Recent Discoveries in American Ceramics
An “Antiques Roadshow” moment has turned into one of the most exciting discoveries in the field of American ceramics in recent years.
Last year, an antiques collector spotted an intriguing blue and white teapot at an antiques fair. Intrigued by the form and pattern, he snapped it up for £15 (about $21.50), despite the fact that it was missing its lid and had a significant repair to the handle. The transfer-printed decoration is different on the two sides, but the most significant is one depicting two cranes under a palmetto, with two small watercraft in the background. Some research by the collector matched the pattern to a set of blue and white tea bowls and saucers attributed to John Bartlam, an English Potter who immigrated to South Carolina. His suspicions were confirmed by the English auction house Woolley and Wallis, out of Salisbury, who will be selling the teapot on February 20. The conservative sale estimate is £10,000-£20,000.
The European quest to discover the manufacturing secrets behind true hard-paste porcelain has been a seminal point in the history of western decorative arts for as long as people have collected. Not to be left behind, a small number 18th-century American potters began to produce fine cream-colored earthenware and investigate sources for soft-paste porcelain of sufficient quality that Josiah Wedgewood worried they might begin to compete. Fortunately for him, the North American manufacturers did not truly take off until later in the 19th century.
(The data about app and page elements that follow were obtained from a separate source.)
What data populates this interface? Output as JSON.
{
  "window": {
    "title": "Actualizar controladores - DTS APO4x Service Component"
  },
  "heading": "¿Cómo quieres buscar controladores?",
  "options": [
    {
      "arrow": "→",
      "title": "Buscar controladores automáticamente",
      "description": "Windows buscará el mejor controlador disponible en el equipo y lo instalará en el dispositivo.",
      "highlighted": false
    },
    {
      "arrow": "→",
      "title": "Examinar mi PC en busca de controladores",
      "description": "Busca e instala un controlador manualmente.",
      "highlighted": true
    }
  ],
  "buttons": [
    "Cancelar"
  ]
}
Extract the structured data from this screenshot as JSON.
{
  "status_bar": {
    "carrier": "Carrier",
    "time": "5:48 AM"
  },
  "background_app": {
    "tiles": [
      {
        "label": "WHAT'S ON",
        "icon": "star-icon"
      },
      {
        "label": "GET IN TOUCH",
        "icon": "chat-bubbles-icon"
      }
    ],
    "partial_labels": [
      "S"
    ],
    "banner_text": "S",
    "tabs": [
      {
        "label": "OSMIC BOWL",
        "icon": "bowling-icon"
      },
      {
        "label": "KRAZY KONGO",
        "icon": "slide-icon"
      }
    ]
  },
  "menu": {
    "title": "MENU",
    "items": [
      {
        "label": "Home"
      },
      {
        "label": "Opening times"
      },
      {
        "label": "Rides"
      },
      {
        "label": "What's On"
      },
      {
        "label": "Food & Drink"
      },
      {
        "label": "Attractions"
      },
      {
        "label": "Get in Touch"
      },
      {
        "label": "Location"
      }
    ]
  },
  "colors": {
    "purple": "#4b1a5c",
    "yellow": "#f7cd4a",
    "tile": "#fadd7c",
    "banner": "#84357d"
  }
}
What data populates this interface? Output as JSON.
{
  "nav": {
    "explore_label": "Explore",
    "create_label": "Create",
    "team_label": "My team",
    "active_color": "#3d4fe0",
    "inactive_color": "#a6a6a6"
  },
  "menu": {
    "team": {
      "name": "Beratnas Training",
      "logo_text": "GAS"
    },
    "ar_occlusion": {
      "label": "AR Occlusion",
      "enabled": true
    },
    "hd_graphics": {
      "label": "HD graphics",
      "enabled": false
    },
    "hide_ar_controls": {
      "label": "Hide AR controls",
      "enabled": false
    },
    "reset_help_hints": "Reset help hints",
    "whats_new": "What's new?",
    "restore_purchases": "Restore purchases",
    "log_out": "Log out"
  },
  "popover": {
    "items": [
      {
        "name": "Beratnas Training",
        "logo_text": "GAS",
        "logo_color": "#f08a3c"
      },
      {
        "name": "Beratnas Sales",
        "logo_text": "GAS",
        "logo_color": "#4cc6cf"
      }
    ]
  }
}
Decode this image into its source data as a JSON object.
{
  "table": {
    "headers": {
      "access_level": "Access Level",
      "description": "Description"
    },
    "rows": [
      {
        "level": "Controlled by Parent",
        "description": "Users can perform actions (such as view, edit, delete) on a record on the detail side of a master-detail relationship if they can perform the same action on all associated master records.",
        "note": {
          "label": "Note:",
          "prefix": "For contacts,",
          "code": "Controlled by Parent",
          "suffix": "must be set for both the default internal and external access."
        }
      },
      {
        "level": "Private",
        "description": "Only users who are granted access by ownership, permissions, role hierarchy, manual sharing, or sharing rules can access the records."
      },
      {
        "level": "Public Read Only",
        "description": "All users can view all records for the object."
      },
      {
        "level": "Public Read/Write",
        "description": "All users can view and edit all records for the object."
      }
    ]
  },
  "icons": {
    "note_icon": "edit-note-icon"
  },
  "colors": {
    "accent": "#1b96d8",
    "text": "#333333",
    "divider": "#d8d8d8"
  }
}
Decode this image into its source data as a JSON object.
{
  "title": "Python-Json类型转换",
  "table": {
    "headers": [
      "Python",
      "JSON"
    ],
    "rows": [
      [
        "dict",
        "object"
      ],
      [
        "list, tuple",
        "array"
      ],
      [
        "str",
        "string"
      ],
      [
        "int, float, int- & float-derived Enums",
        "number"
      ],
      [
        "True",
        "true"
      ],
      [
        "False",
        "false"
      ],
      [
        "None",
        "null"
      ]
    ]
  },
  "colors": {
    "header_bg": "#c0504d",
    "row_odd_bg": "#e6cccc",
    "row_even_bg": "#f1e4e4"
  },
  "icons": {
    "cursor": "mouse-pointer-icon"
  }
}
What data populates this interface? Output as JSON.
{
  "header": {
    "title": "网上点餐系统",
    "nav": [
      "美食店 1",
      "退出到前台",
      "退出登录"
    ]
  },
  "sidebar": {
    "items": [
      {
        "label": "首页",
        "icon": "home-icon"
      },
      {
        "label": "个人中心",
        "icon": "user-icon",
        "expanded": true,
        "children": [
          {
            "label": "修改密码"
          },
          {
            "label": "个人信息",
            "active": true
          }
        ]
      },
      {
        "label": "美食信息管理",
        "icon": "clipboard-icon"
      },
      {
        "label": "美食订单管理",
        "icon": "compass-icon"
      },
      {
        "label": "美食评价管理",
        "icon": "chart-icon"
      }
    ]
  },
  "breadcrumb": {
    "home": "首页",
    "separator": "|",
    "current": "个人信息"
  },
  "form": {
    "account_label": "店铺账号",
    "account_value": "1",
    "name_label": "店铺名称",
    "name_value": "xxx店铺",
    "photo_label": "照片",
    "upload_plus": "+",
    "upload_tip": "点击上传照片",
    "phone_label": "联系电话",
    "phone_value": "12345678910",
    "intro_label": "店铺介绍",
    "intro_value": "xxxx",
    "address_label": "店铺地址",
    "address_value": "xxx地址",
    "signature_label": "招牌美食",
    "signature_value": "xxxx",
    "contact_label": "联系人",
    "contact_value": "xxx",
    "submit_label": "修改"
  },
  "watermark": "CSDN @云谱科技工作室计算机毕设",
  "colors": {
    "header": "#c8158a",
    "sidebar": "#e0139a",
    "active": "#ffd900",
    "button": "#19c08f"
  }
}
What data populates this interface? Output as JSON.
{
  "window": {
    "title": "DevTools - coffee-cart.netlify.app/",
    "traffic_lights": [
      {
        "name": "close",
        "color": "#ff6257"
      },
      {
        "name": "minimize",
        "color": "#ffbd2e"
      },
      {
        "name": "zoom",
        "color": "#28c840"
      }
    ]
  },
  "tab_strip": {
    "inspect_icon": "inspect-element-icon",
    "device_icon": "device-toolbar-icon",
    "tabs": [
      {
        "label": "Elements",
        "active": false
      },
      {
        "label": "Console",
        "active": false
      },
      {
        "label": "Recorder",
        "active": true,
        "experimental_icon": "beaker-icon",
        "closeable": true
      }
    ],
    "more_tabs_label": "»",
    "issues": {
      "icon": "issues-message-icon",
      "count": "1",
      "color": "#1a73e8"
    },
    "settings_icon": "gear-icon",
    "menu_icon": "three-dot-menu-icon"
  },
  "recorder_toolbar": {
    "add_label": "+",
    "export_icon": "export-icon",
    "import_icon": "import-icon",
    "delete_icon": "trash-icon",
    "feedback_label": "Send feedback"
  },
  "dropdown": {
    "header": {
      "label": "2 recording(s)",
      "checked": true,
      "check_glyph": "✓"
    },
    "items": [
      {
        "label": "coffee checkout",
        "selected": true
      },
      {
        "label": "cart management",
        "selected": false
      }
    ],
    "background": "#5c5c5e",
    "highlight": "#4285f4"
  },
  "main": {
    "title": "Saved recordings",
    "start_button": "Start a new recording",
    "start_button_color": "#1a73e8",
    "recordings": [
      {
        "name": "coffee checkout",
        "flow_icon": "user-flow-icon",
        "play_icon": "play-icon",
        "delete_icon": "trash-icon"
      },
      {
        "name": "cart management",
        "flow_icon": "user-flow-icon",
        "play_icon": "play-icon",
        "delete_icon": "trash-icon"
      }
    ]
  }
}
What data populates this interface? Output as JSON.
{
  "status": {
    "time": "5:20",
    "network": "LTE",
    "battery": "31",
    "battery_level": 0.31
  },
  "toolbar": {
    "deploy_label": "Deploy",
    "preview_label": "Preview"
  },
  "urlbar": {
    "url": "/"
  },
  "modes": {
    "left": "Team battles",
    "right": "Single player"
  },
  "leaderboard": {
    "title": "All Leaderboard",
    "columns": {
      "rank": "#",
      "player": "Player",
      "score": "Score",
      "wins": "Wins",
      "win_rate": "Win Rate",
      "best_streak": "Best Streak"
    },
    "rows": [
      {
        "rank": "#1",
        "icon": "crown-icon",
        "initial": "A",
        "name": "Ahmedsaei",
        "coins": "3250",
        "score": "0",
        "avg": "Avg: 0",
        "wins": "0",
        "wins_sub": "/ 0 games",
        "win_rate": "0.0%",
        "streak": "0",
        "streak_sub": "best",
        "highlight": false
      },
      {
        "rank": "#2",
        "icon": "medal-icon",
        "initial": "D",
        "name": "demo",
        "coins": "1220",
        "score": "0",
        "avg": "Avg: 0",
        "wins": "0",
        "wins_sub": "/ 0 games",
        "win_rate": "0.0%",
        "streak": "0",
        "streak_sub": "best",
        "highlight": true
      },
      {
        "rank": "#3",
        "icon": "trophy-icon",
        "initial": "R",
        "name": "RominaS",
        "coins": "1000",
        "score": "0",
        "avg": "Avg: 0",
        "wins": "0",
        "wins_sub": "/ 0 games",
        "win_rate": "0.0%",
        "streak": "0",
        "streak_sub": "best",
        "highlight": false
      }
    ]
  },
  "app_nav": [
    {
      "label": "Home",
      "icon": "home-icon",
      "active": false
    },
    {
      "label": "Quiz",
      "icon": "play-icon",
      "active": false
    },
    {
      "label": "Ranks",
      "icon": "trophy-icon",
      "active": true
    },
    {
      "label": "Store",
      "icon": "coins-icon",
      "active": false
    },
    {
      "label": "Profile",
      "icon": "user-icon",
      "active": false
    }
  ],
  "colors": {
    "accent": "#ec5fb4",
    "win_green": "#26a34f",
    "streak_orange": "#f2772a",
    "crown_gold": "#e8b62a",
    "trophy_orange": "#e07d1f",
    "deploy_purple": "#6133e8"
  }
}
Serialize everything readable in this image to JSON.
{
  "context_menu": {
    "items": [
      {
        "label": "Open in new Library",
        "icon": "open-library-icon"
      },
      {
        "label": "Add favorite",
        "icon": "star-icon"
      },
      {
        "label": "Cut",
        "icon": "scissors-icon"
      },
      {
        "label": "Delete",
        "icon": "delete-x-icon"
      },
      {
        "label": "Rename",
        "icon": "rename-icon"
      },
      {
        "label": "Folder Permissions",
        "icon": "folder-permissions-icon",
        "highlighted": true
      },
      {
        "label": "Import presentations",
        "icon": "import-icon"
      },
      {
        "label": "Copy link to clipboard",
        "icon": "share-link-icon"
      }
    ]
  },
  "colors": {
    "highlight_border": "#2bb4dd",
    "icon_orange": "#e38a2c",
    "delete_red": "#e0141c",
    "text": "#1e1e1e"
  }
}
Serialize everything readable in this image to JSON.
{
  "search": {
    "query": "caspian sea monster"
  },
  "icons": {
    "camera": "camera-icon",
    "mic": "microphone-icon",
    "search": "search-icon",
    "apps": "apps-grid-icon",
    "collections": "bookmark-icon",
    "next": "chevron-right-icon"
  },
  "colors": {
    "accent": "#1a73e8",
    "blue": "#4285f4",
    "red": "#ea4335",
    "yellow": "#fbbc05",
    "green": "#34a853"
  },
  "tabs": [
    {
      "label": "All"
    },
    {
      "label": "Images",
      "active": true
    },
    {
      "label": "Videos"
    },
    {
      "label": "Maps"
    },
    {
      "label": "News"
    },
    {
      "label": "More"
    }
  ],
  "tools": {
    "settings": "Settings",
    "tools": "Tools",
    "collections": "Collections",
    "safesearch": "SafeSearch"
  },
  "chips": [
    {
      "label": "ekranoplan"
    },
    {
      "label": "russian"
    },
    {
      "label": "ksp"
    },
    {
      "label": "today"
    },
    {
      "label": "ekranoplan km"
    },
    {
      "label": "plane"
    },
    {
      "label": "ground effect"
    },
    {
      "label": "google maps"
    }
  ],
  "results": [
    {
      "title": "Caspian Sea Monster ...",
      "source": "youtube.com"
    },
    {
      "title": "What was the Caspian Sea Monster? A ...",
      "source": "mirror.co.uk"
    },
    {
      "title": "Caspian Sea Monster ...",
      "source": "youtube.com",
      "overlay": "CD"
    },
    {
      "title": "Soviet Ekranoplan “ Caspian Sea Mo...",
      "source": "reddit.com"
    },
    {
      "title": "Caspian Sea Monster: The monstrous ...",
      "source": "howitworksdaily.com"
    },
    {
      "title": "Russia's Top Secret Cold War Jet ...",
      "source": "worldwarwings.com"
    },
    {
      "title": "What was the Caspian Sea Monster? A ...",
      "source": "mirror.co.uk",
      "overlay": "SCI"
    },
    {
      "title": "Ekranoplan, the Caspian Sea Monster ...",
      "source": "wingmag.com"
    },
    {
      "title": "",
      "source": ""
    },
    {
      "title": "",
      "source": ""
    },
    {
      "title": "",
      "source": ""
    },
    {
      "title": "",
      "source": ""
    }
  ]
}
Long regarded as a minor figure on the ceramics scene, the Staffordshire immigrant John Bartlam settled in South Carolina at Cain Hoy, near Charleston, and produced slipware, creamware, and pearlware between 1763 and 1772. Intriguingly, in 1770 he advertised his workshop “a China Manufactory and Pottery.” This differentiation puzzled scholars, who had thus far only identified “Carolina Creamware,” a fine earthenware that, while not as pale as its English counterparts, often rivaled the British goods in terms of execution and decoration.
Archaeological excavations around Cain Hoy began in the 1960s, but significant excavations in 1991 and 1992 revealed large quantities of blue and white sherds which was cautiously labeled “proto pearlware.” It was not until 2006-07, when further analysis was performed by Lisa Hudgins, that examples were scientifically confirmed Bartlam pottery examples as true soft-paste porcelain. This astonishing finding made Bartlam the earliest known producer of porcelain in North America, beating the Philadelphia firm of Bonnin and Morris by several years. The blue and white sherds matched the pattern on a set of tea bowls and saucers that came to auction in 2011, previously attributed to Joseph Shore’s Isleworth Pottery in England. In addition to being an important addition to Bartlam’s known oeuvre, this teapot is now the earliest extant American porcelain example of its form.
Clare Durham, the ceramics specialist of Woolley and Wallis, said the final price of the teapot “could make six figures… In theory this teapot should be more valuable as it is a major part of the Bartlam tea service. Most of the six other Bartlam pieces are in museums in America now.”
We look forward to following this auction! For those interested in learning more about the material culture of early South Carolina, please stay tuned for registration information for our upcoming one-day symposium at Drayton Hall, “An Agreeable Prospect: Rediscovering Drayton Hall in the 18th-century Atlantic World,” which will be held on September 15, 2018!